Both the Ad26 and the Ad5/Ad48 chimeric vaccine candidates encoding clade A HIV env genes will go into Phase I clinical trials to assess their safety and immunogenicity in humans. Pending regulatory approval, Barouch expects these trials to start before the end of the year.

Protocols are also in development for other new vaccine trials that will test Merck's Ad5 vaccine candidate and the VRC's DNA/Ad5 candidates in different populations. The VRC is currently planning a Phase IIb test-of-concept trial with this prime-boost regimen, in partnership with IAVI, USMHRP, and the HIV Vaccine Trials Network (HVTN). This trial, known as PAVE 100, may start before the end of the year and the VRC is now also considering testing these candidates in a cohort of adolescent volunteers.

Merck's Ad5 vaccine candidate is already in two Phase IIb test-of-concept trials in the Americas, Caribbean, and Australia, as well as in South Africa (see Vaccine Briefs, IAVI Report 10, 6, 2006), and now the company is also preparing a protocol to evaluate the candidate in a trial involving infants born to HIV-infected mothers to see if the vaccine could protect babies from HIV infection through breastfeeding. This is particularly important in light of new research at CROI that showed that replacing breastfeeding with formula feeding in developing countries, where women have limited access to clean water, can be equally problematic. For several years researchers have promoted formula feeding as a safer alternative to breastfeeding for infants of HIV-infected women; however, a study in Botswana found that use of infant formula increased a baby's chance of dying from a diarrheal disease by 50 times (Abstract 9).
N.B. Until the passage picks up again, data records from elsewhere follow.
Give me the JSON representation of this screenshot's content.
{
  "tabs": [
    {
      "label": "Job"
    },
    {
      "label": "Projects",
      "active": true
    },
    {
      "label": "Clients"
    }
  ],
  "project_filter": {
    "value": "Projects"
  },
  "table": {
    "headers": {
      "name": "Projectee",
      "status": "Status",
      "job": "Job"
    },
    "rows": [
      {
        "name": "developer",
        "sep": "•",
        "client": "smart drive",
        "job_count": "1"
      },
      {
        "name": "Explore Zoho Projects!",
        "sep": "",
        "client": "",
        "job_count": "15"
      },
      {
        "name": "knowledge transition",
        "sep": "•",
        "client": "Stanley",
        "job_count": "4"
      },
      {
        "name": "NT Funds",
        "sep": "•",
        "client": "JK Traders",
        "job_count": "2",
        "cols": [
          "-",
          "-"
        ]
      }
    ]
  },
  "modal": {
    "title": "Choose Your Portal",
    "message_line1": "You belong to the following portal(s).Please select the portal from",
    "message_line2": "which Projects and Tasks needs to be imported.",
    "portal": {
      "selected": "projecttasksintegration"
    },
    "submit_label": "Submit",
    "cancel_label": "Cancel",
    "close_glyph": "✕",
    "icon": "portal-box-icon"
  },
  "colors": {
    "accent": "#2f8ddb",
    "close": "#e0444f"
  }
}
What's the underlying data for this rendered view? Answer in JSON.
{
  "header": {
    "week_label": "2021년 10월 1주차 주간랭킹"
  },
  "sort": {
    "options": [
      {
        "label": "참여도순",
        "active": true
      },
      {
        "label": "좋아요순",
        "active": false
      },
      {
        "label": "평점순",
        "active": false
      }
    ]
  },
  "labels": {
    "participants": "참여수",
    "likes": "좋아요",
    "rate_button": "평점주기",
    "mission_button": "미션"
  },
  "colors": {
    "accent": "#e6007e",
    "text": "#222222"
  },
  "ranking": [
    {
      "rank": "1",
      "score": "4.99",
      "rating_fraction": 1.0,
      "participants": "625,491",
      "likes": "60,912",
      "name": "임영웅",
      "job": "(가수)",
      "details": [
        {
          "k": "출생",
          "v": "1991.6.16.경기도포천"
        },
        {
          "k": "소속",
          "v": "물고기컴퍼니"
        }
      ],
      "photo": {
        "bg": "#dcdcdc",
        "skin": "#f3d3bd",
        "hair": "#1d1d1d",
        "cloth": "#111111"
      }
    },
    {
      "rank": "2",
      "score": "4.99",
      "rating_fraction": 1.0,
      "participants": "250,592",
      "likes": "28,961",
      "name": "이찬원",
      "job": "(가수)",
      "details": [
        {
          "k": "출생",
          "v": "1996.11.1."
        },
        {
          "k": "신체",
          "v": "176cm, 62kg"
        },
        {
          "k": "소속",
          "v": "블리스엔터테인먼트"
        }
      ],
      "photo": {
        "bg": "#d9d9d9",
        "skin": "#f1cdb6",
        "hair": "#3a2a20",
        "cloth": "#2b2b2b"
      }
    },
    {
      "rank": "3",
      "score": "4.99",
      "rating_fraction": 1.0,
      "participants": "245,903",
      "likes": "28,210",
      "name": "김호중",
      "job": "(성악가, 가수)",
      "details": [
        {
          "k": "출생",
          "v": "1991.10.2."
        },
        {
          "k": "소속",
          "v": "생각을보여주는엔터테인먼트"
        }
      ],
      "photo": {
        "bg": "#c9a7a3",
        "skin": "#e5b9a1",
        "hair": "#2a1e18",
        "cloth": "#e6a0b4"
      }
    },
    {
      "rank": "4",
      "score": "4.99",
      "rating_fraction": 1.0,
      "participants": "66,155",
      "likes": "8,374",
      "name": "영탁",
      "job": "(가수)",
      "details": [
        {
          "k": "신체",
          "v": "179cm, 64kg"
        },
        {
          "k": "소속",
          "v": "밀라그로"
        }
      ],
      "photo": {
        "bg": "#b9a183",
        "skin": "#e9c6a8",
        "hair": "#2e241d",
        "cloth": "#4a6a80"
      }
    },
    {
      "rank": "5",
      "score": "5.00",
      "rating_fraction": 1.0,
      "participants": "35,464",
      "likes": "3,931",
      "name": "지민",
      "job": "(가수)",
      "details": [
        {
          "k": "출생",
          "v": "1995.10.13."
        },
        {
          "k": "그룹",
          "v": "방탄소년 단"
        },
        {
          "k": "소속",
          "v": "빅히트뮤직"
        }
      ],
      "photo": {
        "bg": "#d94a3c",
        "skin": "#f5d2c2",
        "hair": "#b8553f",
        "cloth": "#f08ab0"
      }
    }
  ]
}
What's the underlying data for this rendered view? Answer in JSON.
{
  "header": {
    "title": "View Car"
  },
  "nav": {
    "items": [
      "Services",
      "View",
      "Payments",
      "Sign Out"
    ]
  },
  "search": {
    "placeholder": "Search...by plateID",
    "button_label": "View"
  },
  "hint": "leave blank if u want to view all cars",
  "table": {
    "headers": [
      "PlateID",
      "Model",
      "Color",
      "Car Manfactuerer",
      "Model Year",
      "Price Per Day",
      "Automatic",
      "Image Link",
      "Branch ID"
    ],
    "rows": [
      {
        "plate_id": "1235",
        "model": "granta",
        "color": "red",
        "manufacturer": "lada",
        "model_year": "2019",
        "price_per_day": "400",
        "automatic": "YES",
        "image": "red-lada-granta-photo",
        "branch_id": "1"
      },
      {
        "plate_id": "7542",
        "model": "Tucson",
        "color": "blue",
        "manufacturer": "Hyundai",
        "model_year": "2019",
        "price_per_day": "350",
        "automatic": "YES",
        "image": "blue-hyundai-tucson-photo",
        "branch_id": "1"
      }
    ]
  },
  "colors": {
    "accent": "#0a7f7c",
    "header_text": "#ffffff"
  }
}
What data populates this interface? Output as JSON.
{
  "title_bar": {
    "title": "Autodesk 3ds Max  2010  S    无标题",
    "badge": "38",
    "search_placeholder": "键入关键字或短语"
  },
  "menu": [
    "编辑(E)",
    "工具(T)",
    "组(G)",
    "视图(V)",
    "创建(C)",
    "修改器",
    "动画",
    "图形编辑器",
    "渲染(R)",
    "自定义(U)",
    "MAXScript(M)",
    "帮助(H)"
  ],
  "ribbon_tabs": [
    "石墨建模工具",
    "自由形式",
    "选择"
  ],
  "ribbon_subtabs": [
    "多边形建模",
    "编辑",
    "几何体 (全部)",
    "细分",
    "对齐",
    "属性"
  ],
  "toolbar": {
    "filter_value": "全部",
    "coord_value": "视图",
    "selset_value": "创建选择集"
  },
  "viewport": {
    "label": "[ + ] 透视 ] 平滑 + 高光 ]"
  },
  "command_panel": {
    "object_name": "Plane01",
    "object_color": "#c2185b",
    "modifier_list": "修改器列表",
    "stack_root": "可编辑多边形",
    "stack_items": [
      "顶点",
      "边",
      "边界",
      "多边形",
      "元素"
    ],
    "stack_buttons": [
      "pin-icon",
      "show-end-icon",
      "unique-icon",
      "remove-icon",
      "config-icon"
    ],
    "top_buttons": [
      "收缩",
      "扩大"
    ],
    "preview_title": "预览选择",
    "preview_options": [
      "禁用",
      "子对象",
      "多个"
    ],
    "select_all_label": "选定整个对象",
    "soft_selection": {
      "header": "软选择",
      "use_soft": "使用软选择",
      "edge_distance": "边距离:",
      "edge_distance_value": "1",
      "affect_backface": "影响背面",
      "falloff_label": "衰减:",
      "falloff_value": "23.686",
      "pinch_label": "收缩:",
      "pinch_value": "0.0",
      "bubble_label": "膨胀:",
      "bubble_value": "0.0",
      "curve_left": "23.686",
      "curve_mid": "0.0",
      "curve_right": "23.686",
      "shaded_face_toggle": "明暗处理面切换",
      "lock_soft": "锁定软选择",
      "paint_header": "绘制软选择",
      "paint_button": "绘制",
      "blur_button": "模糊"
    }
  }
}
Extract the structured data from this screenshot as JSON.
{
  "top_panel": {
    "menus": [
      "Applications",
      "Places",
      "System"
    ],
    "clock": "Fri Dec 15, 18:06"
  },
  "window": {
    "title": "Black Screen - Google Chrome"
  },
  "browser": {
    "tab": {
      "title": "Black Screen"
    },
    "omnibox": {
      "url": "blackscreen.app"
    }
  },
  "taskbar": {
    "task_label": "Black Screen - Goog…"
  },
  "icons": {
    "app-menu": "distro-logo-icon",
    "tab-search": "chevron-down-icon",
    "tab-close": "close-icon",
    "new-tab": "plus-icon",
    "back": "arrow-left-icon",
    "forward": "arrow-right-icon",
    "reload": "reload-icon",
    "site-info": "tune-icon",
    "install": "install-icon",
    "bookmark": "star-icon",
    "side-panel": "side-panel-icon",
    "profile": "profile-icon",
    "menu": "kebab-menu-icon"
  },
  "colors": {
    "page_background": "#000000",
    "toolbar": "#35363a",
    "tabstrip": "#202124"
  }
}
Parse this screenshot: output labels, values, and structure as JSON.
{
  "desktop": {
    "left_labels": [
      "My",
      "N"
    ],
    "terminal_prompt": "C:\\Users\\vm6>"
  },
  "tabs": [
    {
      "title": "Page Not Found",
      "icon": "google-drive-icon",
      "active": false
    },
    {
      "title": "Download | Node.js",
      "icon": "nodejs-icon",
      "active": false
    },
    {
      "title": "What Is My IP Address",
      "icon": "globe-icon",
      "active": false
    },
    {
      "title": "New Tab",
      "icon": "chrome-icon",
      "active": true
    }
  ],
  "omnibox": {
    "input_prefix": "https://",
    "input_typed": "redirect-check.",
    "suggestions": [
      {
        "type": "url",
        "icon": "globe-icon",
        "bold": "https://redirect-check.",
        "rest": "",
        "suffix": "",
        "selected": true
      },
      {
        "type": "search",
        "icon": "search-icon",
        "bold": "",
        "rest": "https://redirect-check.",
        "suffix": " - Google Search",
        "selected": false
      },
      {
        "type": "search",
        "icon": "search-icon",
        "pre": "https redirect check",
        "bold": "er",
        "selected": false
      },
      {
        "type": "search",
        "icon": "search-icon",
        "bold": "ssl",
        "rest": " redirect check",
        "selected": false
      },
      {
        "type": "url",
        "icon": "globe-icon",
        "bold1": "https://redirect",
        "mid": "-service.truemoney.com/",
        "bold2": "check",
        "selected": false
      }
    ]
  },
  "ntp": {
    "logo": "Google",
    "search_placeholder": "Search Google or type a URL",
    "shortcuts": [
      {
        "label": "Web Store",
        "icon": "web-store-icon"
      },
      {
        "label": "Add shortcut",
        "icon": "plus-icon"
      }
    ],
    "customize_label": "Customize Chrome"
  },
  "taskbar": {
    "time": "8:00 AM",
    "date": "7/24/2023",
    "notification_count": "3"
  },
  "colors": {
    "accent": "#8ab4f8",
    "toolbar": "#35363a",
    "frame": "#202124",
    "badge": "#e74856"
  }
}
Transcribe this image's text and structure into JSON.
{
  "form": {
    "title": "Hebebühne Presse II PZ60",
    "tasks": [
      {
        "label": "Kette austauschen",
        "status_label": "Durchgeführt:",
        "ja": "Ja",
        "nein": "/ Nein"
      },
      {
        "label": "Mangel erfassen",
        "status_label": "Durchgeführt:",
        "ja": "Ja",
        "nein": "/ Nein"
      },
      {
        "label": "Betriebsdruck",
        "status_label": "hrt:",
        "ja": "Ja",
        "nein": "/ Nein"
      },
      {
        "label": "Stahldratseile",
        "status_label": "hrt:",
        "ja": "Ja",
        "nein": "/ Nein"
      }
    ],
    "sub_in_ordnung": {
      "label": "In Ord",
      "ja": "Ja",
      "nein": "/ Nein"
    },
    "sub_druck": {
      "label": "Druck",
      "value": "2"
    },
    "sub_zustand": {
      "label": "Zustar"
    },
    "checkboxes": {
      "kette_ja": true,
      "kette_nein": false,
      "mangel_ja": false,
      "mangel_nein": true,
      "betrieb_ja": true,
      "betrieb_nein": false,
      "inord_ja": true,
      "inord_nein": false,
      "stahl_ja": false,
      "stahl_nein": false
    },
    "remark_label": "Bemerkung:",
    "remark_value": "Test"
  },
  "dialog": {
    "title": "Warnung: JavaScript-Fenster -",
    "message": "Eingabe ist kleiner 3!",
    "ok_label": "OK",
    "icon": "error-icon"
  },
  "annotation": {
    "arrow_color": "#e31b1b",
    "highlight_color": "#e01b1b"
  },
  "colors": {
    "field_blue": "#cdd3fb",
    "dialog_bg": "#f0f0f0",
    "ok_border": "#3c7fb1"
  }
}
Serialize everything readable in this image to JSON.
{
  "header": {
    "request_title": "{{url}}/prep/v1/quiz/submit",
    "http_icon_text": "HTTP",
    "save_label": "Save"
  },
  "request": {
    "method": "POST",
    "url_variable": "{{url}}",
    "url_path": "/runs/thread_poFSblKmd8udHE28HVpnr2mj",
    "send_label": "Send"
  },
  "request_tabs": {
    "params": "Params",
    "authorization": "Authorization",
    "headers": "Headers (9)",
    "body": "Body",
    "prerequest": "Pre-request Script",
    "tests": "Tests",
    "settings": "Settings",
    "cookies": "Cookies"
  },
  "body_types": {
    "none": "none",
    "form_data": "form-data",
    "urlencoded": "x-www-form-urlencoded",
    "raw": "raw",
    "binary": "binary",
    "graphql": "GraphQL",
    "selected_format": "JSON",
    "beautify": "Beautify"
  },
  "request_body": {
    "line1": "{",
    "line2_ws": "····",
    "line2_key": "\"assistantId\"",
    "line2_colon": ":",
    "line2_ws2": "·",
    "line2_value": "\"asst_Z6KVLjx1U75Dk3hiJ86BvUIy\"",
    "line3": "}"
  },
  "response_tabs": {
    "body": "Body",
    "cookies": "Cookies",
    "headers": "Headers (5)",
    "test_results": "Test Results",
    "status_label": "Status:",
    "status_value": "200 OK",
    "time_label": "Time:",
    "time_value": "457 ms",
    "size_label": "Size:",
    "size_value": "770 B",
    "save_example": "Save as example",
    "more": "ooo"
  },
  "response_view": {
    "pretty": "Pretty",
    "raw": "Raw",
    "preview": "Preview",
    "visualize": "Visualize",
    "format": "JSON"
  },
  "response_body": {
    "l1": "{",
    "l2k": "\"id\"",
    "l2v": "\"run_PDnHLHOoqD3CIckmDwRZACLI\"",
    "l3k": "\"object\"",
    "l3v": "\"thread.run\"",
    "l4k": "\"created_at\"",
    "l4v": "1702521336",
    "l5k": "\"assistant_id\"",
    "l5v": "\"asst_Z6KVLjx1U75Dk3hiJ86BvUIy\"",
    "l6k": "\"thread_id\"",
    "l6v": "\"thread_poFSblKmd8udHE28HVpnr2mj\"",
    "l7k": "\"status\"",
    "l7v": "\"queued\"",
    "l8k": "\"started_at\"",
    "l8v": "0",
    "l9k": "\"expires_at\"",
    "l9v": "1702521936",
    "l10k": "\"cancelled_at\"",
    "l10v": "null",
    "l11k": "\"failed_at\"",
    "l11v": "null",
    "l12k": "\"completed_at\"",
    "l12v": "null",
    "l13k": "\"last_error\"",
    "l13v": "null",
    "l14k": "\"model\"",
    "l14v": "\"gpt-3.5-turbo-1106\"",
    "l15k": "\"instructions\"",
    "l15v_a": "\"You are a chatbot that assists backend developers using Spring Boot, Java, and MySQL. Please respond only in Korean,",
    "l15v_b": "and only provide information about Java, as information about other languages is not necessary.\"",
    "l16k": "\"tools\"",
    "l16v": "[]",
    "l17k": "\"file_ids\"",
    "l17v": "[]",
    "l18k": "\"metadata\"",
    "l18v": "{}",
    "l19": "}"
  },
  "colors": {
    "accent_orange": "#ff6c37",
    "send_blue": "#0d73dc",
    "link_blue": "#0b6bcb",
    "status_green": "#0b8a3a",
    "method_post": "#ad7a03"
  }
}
Early weaning is another alternative strategy researchers tried to control the transmission of HIV through breastfeeding—instead of breastfeeding for more than a year women were asked to stop after four months. A study measuring the efficacy of this approach in Zambia found that early weaning had absolutely no effect on the number of HIV infections or mortalities by age two (Abstract 74LB). A trial with Sanofi Pasteur's canarypox vaccine candidate, vCP1521 is already being tested in infants born to HIV-infected mothers in Uganda.